After massive rains and flooding in northern Wisconsin last July, the National Guard responded. For the next two months, Wisconsin Army and Air National Guard troops provided debris removal, road clearance, road safety and damage assessments, and repairs to key infrastructure throughout the region.
National Guard troops completed operations in northwest Wisconsin Sept. 10, signaling an end to their mission of assisting with debris cleanup and road repairs resulting from the summer storms.
Maj. Gen. Don Dunbar, Wisconsin’s adjutant general, called members of the Wisconsin National Guard to northwestern Wisconsin following a state of emergency declaration by Gov. Scott Walker.
“I really appreciated the opportunity to work closely with officials from local, state, and federal agencies,” said Maj. Joseph Davison, the officer in charge of Joint Task Force-Engineer, or, JTF-EN, created for this operation. “And to jointly analyze problems in order to develop options to solve them.”
The task force was primarily comprised of members of the Wisconsin Army National Guard’s 724th Engineering Battalion and the Wisconsin Air National Guard’s 128th Civil Engineering Squadron. JTF-EN had three primary mission sets in its response: debris clearance, road repair, and township road damage assessments.
National Guard personnel served to augment town and county personnel in cleanup efforts. They worked in conjunction with township and county government, Wisconsin Emergency Management, the Wisconsin Department of Transportation, and the U.S. Forest Service.
The Guard’s road assessment teams assisted local municipalities that lacked capacity to provide timely information to FEMA and Wisconsin Emergency Management. The teams documented description, size, and location of 180 damaged sites then built project worksheets to provide the Department of Transportation cost estimates for the repair projects.
Three debris removal teams, two Air and one Army, operated in Bayfield and Sawyer counties to remove downed trees from roadways and roadside ditches. The teams also felled 166 trees that were partially blown over and deemed unsafe. These missions took 2,550 person-hours and 277 dump-truck loads.
In Bayfield, Ashland, and Iron counties, JTF-EN carried out five missions to repair portions of washed out and rutted roads, replace culverts, and regrade the surface of roads. More than 6,000 person-hours and 11,900 cubic yards of fill material went into these missions.
Davison served previously as a staff officer in Wisconsin’s Joint Operations Center during the major flooding events in 2008. He drew heavily on that experience to lead JTF-EN — however, this situation gave him the chance to directly influence operations in the field.
“Through taking these lessons learned, I’m confident we can put in place plans and procedures that will enhance our posture and readiness for future domestic operations,” Davison said. “This operation demonstrated to me that if a problem or a request for assistance is not clearly understood than the response will rarely be appropriate.
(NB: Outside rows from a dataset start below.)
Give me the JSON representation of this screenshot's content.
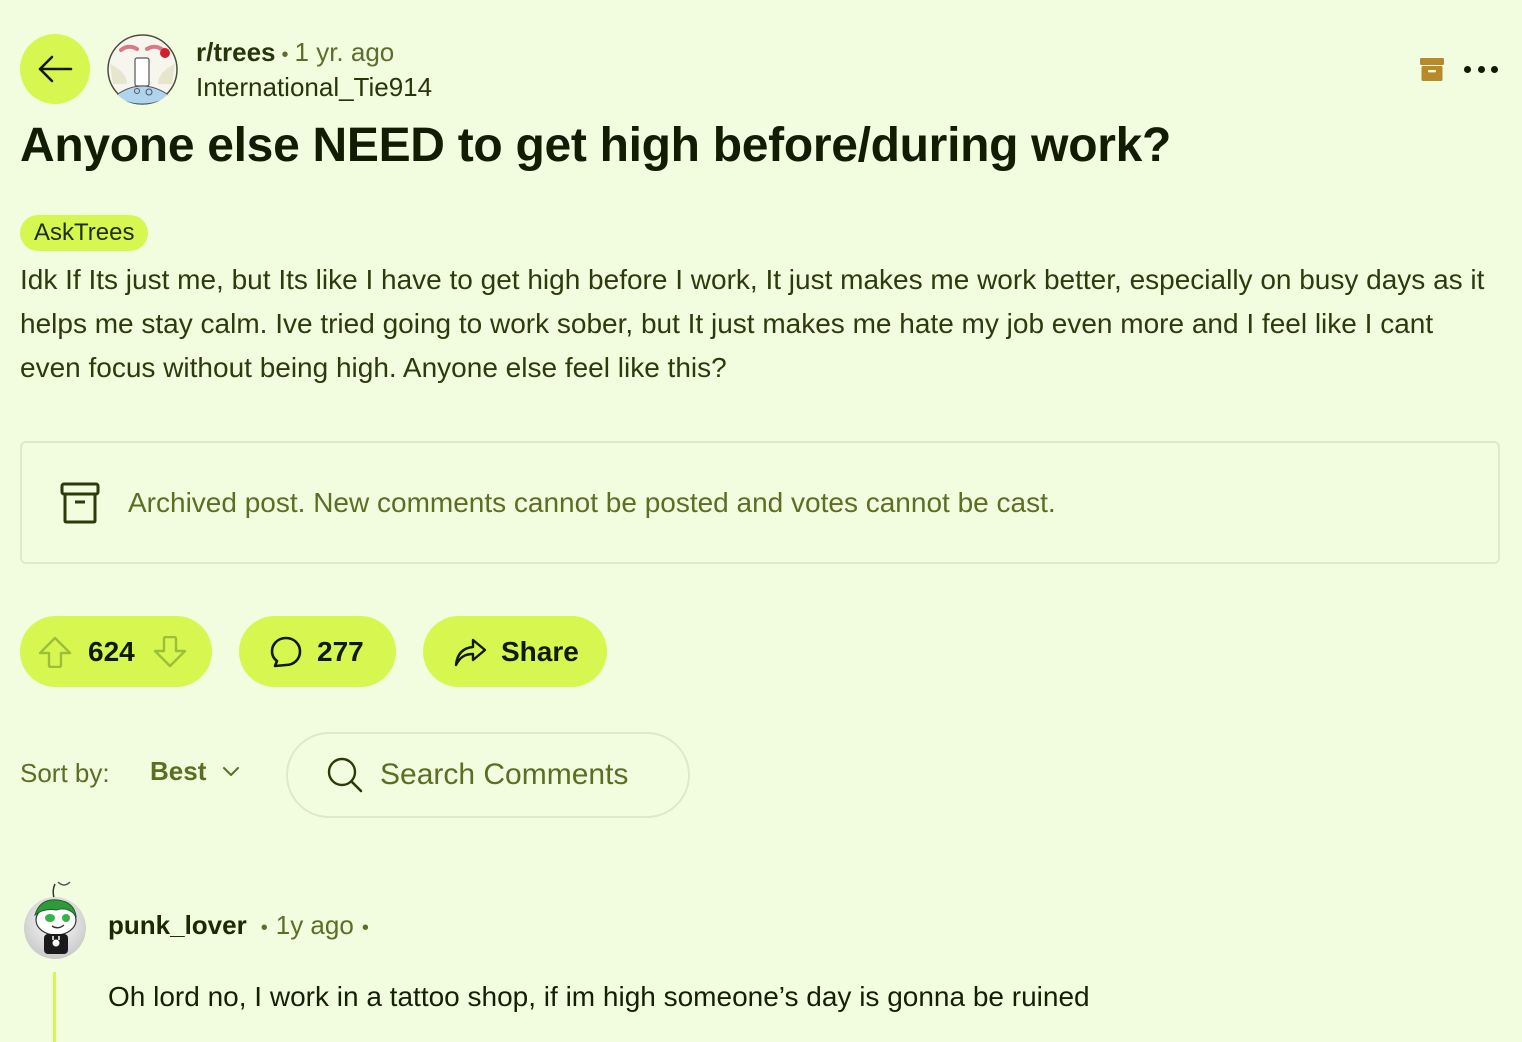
{
  "header": {
    "back_icon": "arrow-left-icon",
    "subreddit": "r/trees",
    "separator": "•",
    "time_ago": "1 yr. ago",
    "author": "International_Tie914",
    "archive_icon": "archive-box-icon",
    "more_icon": "more-horizontal-icon"
  },
  "post": {
    "title": "Anyone else NEED to get high before/during work?",
    "flair": "AskTrees",
    "body": "Idk If Its just me, but Its like I have to get high before I work, It just makes me work better, especially on busy days as it helps me stay calm. Ive tried going to work sober, but It just makes me hate my job even more and I feel like I cant even focus without being high. Anyone else feel like this?"
  },
  "archived_notice": {
    "icon": "archive-box-icon",
    "text": "Archived post. New comments cannot be posted and votes cannot be cast."
  },
  "actions": {
    "upvote_icon": "arrow-up-icon",
    "score": "624",
    "downvote_icon": "arrow-down-icon",
    "comment_icon": "speech-bubble-icon",
    "comment_count": "277",
    "share_icon": "share-arrow-icon",
    "share_label": "Share"
  },
  "comments_toolbar": {
    "sort_label": "Sort by:",
    "sort_value": "Best",
    "search_placeholder": "Search Comments"
  },
  "comments": [
    {
      "author": "punk_lover",
      "separator": "•",
      "time_ago": "1y ago",
      "trailing_separator": "•",
      "body": "Oh lord no, I work in a tattoo shop, if im high someone’s day is gonna be ruined"
    }
  ],
  "colors": {
    "background": "#f2fde0",
    "accent": "#d8f650",
    "muted_text": "#5b6e22",
    "archive_icon_top": "#b88a2a"
  }
}
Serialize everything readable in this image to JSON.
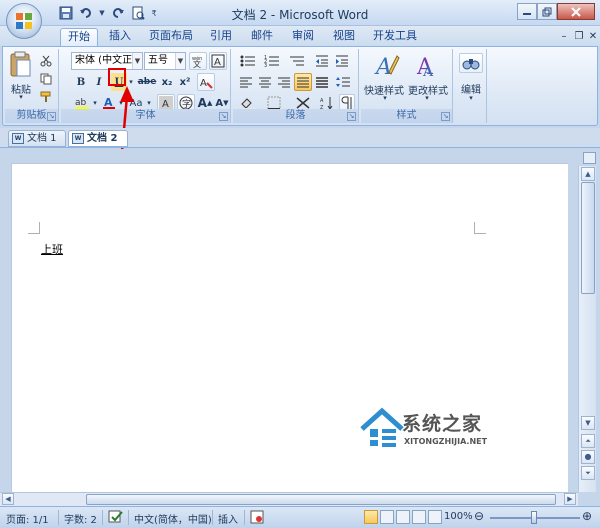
{
  "window": {
    "title": "文档 2 - Microsoft Word"
  },
  "tabs": [
    {
      "label": "开始",
      "active": true
    },
    {
      "label": "插入"
    },
    {
      "label": "页面布局"
    },
    {
      "label": "引用"
    },
    {
      "label": "邮件"
    },
    {
      "label": "审阅"
    },
    {
      "label": "视图"
    },
    {
      "label": "开发工具"
    }
  ],
  "ribbon": {
    "clipboard": {
      "label": "剪贴板",
      "paste_label": "粘贴"
    },
    "font": {
      "label": "字体",
      "font_name": "宋体 (中文正文)",
      "font_size": "五号",
      "bold": "B",
      "italic": "I",
      "underline": "U",
      "strike": "abe",
      "subscript": "x₂",
      "superscript": "x²",
      "change_case": "Aa",
      "grow": "A",
      "shrink": "A"
    },
    "paragraph": {
      "label": "段落"
    },
    "styles": {
      "label": "样式",
      "quick_styles": "快速样式",
      "change_styles": "更改样式"
    },
    "editing": {
      "label": "编辑"
    }
  },
  "doc_tabs": [
    {
      "label": "文档 1"
    },
    {
      "label": "文档 2",
      "active": true
    }
  ],
  "document": {
    "text": "上班"
  },
  "watermark": {
    "title": "系统之家",
    "url": "XITONGZHIJIA.NET"
  },
  "statusbar": {
    "page": "页面: 1/1",
    "words": "字数: 2",
    "language": "中文(简体，中国)",
    "mode": "插入",
    "zoom": "100%"
  },
  "colors": {
    "accent": "#15428b",
    "annotation": "#e00000"
  }
}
It is critical that we continue to leverage experts from local, state, and federal agencies to gather facts and jointly recommend a plan that will best provide the most appropriate assistance to the municipality in need.”
As the first military responder in the homeland, the Wisconsin National Guard will draw upon these lessons to be better prepared for similar future missions.
Between 8 to 12 inches of rain fell within a few hours July 12, resulting in flooding and severe damage to numerous roads and highways, as well as private property. Saxon Harbor in Iron County, Wis., was also heavily damaged.
Four Soldiers of Company F, 2nd Battalion, 238th Aviation also completed a medevac mission July 13, providing helicopter transport so five stranded dialysis patients could receive treatment.
More than 75 members of the Wisconsin National Guard were activated at the height of operations.